The data Block Start

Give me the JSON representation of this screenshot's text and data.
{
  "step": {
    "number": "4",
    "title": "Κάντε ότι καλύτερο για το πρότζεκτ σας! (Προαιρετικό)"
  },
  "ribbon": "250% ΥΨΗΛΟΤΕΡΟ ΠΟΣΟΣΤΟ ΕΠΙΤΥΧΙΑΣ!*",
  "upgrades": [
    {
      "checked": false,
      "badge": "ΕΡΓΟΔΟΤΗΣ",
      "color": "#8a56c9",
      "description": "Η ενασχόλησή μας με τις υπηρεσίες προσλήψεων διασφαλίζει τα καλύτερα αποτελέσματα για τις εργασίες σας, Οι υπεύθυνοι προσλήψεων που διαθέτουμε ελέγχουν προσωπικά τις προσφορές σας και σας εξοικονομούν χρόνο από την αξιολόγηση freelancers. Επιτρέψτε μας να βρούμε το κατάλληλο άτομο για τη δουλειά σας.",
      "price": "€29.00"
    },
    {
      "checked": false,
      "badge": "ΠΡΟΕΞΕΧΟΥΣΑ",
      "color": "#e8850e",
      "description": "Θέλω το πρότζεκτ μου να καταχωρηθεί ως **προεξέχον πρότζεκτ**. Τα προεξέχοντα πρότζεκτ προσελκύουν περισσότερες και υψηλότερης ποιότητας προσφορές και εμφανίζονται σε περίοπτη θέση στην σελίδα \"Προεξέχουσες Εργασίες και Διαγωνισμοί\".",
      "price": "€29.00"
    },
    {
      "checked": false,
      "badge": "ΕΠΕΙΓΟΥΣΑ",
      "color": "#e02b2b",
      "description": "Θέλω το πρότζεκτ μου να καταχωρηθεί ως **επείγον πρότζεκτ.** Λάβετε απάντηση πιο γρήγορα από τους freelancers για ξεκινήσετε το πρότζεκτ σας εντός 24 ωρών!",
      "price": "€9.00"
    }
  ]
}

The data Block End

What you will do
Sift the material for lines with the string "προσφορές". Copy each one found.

Problem solution
      "description": "Η ενασχόλησή μας με τις υπηρεσίες προσλήψεων διασφαλίζει τα καλύτερα αποτελέσματα για τις εργασίες σας, Οι υπεύθυνοι προσλήψεων που διαθέτουμε ελέγχουν προσωπικά τις προσφορές σας και σας εξοικονομούν χρόνο από την αξιολόγηση freelancers. Επιτρέψτε μας να βρούμε το κατάλληλο άτομο για τη δουλειά σας.",
      "description": "Θέλω το πρότζεκτ μου να καταχωρηθεί ως **προεξέχον πρότζεκτ**. Τα προεξέχοντα πρότζεκτ προσελκύουν περισσότερες και υψηλότερης ποιότητας προσφορές και εμφανίζονται σε περίοπτη θέση στην σελίδα \"Προεξέχουσες Εργασίες και Διαγωνισμοί\".",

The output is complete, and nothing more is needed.